Preventing Falls in People with a Dementia Diagnosis

If you care for a person with dementia, you know that falls are a cause for alarm. People with cognitive impairments, like Alzheimer’s disease, are more likely to experience a fall. The fall risk that accompanies age is generally tied to changes in physical health and mental well-being.  Some falls may cause serious injury and depending on the individual’s physical function, recovery may be difficult.

Prevention is Key:

  • Environmental adaption
  • Reduce prescription of antipsychotic medications in the elderly
  • Improved intercommunication between healthcare providers
  • Individualize tasks paired with the right amount of support

Communication and Dementia

Effective communication is the cornerstone to caring for a person with dementia. As a person with Alzheimer’s disease progresses through the stages of dementia, their ability to communicate with language becomes impaired. They also process more slowly and have shorter attention spans.

Eyes to the Front of the Room!

Because people with a dementia diagnosis have impaired attention spans, it is important to ensure you have gained their attention. As you engage with them, adapt your speaking pace to match the person’s processing abilities. Try to use short phrases and balance your body language with what you are saying.

Case Scenario:

Jessica helps her father take care of his older sister who has Alzheimer’s disease. She needs assistance with activities of daily living.

While Jessica is scooping out some ice cream for dessert, she may say to her Aunt:

“Hi, Aunty! Let’s eat some ice cream.”

Scenario Review:

In the short narrative above, Jessica is matching her behavior with what she is saying. This helps communicate a clear message and eliminates any guessing work. It also builds trust and rapport.

Celebrate All Successes

No matter how big or small, it’s important to recognize and acknowledge successful performance.
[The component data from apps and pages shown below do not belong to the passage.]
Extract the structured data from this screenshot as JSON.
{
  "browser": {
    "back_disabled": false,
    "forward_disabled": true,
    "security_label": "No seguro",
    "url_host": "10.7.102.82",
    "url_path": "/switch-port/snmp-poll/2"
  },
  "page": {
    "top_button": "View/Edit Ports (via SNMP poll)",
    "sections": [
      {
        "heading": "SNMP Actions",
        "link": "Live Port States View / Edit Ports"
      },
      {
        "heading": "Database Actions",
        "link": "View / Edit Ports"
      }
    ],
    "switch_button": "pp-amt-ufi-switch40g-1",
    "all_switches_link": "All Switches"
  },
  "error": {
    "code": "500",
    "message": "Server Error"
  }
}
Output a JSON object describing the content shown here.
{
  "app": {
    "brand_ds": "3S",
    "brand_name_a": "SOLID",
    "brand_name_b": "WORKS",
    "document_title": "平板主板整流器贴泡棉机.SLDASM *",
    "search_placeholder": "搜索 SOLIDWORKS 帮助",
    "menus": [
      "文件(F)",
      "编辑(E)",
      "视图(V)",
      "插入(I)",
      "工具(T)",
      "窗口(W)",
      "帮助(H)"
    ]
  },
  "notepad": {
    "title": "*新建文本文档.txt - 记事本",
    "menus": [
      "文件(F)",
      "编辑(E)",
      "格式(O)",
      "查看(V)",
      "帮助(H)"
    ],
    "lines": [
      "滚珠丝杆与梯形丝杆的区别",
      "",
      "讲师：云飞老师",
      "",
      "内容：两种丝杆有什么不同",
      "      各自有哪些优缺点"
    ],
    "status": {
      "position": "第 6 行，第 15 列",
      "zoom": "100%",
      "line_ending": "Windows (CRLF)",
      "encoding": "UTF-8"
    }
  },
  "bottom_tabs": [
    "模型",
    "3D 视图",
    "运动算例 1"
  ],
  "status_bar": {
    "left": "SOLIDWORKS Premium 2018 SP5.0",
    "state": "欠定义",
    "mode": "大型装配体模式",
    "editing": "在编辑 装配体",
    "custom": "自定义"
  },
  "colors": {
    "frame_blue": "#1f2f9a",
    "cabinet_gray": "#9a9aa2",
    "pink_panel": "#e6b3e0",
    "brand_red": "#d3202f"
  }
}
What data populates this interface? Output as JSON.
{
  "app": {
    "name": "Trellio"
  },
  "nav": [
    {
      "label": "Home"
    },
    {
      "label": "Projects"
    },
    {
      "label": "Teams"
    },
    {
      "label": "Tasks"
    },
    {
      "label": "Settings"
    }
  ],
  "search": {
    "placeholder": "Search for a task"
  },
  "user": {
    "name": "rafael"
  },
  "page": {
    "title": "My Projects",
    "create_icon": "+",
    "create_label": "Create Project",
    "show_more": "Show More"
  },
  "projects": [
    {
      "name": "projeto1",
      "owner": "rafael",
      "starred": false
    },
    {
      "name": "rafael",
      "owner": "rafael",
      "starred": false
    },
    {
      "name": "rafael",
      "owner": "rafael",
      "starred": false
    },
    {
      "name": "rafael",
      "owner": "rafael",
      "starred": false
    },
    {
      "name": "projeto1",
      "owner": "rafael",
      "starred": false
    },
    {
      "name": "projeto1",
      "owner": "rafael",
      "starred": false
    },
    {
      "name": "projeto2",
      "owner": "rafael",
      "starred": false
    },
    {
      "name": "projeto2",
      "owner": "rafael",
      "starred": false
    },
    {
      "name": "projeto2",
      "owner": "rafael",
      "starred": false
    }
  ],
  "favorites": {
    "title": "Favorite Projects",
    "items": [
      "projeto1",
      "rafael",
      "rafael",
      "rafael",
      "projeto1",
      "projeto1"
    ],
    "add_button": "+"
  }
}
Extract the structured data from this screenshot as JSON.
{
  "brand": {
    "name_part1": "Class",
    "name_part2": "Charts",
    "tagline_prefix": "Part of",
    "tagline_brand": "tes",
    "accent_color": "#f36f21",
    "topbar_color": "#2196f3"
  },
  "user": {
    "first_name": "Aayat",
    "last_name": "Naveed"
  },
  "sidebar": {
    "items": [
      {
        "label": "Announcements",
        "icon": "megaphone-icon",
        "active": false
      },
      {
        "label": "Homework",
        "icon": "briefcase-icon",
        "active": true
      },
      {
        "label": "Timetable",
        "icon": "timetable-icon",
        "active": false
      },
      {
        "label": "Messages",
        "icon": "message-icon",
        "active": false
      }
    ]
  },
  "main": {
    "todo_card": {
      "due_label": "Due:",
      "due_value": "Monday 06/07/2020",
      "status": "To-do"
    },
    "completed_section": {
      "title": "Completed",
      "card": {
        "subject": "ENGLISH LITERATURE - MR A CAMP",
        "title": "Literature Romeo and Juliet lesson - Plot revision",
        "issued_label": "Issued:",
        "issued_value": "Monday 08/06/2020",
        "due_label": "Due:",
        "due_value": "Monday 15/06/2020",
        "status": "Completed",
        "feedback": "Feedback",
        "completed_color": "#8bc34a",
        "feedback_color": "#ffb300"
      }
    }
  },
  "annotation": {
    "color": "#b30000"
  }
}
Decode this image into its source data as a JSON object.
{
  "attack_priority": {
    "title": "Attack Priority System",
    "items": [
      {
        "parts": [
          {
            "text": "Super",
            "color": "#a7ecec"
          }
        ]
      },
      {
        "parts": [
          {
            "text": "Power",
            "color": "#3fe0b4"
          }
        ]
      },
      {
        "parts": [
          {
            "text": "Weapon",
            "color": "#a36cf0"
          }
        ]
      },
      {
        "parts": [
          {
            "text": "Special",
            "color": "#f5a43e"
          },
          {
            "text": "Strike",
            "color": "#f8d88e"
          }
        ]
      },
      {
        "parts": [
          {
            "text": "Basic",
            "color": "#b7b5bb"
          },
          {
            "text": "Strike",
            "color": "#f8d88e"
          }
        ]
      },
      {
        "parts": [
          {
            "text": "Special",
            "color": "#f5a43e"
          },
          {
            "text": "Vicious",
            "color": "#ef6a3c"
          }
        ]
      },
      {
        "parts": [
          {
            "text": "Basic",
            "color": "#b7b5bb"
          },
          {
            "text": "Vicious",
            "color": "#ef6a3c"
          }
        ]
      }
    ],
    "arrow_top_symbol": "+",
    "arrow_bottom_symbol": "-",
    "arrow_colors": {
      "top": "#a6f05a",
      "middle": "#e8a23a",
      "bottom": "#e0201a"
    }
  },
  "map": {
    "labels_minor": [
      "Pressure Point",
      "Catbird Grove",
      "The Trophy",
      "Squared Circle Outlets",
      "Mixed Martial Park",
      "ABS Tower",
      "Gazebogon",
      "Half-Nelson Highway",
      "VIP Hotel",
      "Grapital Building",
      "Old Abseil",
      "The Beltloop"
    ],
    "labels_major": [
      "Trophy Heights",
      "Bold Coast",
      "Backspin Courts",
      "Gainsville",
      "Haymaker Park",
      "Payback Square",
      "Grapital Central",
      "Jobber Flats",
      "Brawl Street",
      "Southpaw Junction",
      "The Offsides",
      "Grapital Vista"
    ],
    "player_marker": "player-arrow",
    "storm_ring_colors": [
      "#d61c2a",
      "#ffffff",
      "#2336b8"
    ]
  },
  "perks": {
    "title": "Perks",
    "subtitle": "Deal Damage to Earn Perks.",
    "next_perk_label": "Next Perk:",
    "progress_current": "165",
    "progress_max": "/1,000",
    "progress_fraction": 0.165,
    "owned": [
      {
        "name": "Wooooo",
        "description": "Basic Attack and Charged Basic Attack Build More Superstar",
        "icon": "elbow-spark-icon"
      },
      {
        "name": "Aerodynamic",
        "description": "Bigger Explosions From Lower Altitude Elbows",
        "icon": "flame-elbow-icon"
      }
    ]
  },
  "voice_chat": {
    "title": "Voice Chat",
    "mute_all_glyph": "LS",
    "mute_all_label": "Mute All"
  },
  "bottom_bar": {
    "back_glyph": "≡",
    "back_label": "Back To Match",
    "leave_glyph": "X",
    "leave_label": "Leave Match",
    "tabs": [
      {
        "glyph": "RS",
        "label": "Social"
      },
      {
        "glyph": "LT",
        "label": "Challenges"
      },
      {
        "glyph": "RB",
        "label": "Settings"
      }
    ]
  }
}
This is important because it reinforces that what a person does really matters.

Ultimately, improving environmental safety, effectively communicating and individualizing tasks paired with just the right amount of support can go a long way towards fall prevention.